[EXERCISE AIM] Search the data for the word "Makefile" and copy each line that has it.

----

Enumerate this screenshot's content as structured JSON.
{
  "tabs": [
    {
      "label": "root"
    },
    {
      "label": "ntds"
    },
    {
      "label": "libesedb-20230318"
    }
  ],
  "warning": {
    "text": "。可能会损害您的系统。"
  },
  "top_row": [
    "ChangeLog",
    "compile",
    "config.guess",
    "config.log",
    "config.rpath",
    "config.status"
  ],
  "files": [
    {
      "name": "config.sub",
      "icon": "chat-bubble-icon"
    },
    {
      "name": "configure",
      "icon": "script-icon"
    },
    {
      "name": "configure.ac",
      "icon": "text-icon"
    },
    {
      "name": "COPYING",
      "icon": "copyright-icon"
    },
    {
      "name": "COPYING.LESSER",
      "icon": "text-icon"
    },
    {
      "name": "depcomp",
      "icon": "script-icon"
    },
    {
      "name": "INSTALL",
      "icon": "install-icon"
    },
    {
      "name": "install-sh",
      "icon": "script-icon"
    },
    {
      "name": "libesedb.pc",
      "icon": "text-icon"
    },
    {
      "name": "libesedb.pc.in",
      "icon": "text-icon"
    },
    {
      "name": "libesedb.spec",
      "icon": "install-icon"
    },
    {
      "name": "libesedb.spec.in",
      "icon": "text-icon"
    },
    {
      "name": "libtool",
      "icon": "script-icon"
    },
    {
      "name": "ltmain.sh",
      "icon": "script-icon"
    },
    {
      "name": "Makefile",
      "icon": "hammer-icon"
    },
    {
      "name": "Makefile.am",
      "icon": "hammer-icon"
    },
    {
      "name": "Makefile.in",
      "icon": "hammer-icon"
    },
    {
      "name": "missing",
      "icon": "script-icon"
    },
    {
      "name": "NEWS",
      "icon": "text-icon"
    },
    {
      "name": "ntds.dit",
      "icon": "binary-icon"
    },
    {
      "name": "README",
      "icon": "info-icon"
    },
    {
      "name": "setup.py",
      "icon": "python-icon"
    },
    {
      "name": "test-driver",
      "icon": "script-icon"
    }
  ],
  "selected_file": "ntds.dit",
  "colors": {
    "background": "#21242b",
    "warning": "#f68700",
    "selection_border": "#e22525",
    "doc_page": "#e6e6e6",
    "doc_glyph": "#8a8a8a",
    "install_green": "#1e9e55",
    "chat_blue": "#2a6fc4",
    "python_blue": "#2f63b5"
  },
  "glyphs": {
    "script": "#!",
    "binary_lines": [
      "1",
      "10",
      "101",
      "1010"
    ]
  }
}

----

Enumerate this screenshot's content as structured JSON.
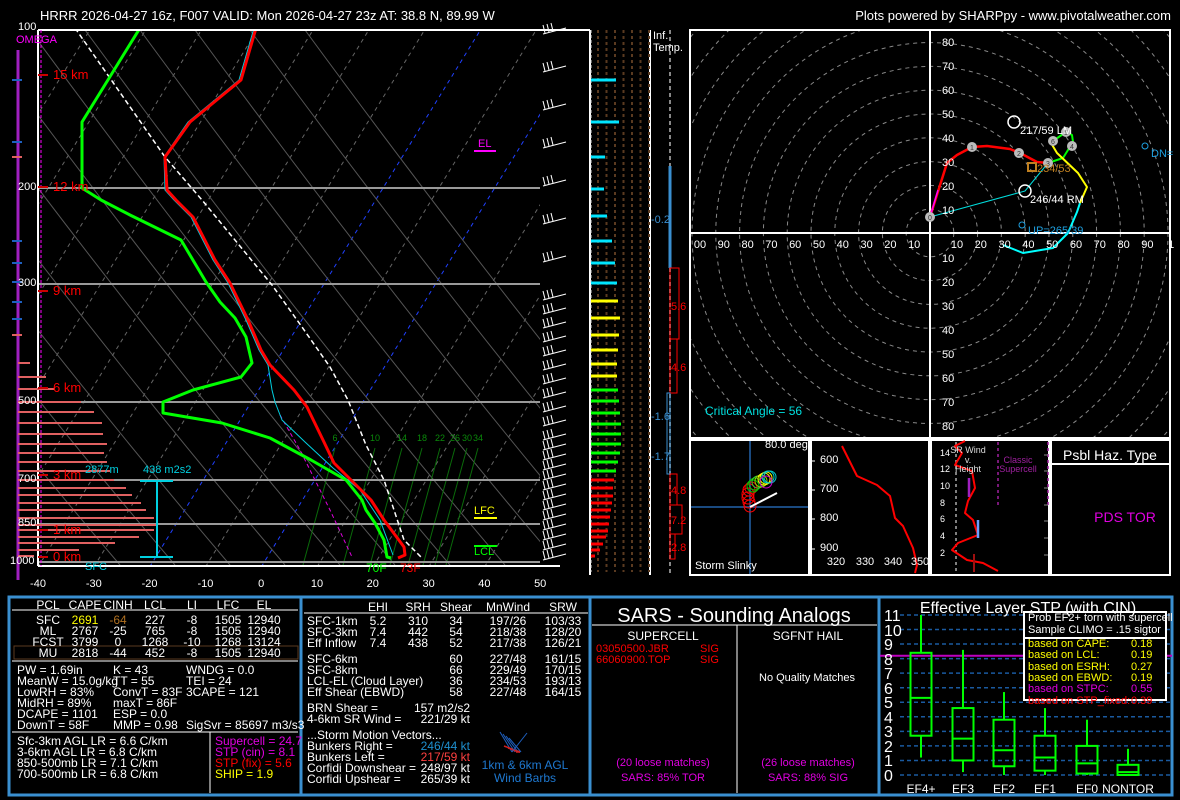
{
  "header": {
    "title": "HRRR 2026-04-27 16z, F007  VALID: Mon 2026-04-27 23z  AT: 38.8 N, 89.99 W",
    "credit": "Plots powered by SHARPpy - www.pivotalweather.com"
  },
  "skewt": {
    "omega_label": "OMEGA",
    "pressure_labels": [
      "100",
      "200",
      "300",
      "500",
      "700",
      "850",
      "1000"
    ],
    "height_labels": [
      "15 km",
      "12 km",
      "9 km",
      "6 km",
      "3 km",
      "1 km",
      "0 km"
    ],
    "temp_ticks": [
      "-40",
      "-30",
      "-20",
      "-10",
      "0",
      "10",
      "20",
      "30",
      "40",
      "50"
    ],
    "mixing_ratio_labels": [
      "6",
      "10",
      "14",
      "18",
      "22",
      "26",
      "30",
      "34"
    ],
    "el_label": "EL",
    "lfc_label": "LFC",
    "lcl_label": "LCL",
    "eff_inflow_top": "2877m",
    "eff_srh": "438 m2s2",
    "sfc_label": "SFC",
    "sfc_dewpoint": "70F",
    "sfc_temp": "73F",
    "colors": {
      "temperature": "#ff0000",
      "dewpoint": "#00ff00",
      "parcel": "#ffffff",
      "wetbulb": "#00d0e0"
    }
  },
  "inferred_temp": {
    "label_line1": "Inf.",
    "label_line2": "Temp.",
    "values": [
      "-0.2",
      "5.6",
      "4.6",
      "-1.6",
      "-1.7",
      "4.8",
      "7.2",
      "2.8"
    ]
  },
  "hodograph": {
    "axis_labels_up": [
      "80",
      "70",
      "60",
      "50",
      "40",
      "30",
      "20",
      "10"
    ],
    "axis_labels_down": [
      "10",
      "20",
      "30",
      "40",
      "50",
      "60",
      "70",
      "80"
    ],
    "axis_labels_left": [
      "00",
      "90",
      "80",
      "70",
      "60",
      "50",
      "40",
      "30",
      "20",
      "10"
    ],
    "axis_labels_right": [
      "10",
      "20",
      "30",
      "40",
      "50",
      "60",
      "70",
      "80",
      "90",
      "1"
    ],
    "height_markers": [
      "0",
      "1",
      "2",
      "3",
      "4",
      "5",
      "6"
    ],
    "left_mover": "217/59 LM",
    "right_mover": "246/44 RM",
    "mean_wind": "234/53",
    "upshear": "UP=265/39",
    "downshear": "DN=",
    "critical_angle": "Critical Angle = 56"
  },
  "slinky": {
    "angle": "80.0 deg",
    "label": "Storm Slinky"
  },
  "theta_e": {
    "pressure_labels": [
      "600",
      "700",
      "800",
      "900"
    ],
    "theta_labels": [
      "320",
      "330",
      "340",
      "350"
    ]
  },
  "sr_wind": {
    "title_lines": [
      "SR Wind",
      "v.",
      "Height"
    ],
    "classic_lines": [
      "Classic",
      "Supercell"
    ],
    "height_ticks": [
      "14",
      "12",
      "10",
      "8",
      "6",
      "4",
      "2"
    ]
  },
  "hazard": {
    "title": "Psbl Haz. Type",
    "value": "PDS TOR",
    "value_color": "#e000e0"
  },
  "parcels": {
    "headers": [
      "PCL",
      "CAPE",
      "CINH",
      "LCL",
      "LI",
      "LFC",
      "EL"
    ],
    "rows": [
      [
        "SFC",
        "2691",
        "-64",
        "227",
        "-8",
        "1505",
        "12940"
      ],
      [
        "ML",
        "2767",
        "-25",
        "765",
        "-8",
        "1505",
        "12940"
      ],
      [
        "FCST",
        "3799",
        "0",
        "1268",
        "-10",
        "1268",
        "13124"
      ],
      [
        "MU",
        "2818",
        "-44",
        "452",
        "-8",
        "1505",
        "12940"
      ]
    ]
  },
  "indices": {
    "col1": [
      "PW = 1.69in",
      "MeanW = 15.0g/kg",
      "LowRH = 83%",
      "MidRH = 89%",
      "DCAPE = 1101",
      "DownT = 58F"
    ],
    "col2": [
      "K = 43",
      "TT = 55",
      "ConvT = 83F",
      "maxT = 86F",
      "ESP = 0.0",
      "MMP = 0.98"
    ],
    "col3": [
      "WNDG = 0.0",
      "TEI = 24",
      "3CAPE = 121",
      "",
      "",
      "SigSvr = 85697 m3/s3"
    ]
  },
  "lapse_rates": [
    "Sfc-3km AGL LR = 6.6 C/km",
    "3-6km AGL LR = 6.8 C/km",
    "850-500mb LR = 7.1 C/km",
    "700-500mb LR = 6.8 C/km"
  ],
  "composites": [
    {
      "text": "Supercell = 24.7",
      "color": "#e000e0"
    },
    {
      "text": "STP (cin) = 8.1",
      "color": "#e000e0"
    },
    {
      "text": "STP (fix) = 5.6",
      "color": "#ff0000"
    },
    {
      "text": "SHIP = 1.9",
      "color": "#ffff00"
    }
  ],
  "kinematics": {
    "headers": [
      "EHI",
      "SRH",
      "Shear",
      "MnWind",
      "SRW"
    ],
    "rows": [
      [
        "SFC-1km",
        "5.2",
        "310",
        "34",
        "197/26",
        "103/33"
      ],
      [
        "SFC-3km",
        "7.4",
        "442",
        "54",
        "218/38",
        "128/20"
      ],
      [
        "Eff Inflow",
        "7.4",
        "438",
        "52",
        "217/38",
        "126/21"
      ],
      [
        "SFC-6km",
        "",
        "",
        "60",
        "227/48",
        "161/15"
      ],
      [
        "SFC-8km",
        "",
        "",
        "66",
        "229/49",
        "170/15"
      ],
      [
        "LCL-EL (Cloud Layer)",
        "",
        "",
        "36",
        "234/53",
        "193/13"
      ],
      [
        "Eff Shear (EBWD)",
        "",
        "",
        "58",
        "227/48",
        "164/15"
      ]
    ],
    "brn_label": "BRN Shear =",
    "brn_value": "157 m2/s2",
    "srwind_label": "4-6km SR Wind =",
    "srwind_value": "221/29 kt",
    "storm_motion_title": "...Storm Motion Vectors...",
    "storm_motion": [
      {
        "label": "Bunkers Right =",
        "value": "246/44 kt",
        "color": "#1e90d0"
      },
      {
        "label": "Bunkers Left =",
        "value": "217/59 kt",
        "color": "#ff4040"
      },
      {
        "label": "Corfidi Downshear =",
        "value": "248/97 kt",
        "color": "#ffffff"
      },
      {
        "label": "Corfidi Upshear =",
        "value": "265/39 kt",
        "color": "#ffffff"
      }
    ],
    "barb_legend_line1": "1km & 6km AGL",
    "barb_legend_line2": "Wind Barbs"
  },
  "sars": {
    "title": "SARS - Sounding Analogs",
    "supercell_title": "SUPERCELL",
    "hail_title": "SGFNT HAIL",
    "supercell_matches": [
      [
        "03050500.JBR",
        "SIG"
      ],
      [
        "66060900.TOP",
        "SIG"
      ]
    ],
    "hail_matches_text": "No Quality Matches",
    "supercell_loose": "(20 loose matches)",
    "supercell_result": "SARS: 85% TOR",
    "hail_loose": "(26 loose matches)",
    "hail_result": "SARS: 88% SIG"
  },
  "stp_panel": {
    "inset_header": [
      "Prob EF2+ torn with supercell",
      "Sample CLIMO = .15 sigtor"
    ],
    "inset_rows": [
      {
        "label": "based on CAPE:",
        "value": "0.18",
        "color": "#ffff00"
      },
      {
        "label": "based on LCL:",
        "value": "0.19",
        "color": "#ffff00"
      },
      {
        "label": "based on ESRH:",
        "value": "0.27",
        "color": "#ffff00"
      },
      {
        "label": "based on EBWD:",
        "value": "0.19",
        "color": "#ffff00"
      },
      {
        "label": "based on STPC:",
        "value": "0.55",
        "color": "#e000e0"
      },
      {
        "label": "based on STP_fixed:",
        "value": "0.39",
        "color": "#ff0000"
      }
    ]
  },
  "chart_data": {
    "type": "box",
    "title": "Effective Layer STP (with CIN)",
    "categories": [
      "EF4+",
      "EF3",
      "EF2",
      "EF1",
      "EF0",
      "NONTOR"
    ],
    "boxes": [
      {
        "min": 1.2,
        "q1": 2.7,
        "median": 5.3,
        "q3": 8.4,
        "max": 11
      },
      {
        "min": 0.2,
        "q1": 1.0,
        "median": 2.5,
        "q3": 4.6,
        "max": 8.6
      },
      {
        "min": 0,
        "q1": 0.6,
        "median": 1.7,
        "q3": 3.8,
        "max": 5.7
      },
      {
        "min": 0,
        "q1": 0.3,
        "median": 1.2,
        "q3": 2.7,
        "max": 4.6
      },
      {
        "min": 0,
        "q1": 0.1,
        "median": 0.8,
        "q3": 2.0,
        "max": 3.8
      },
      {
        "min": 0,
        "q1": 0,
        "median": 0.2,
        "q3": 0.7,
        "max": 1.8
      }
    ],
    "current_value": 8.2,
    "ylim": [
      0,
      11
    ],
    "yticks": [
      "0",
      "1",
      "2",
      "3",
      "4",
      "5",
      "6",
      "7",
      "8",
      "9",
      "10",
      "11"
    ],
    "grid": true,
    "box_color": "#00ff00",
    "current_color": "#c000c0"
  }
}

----

[RESULT BELOW]
      "name": "Makefile",
      "name": "Makefile.am",
      "name": "Makefile.in",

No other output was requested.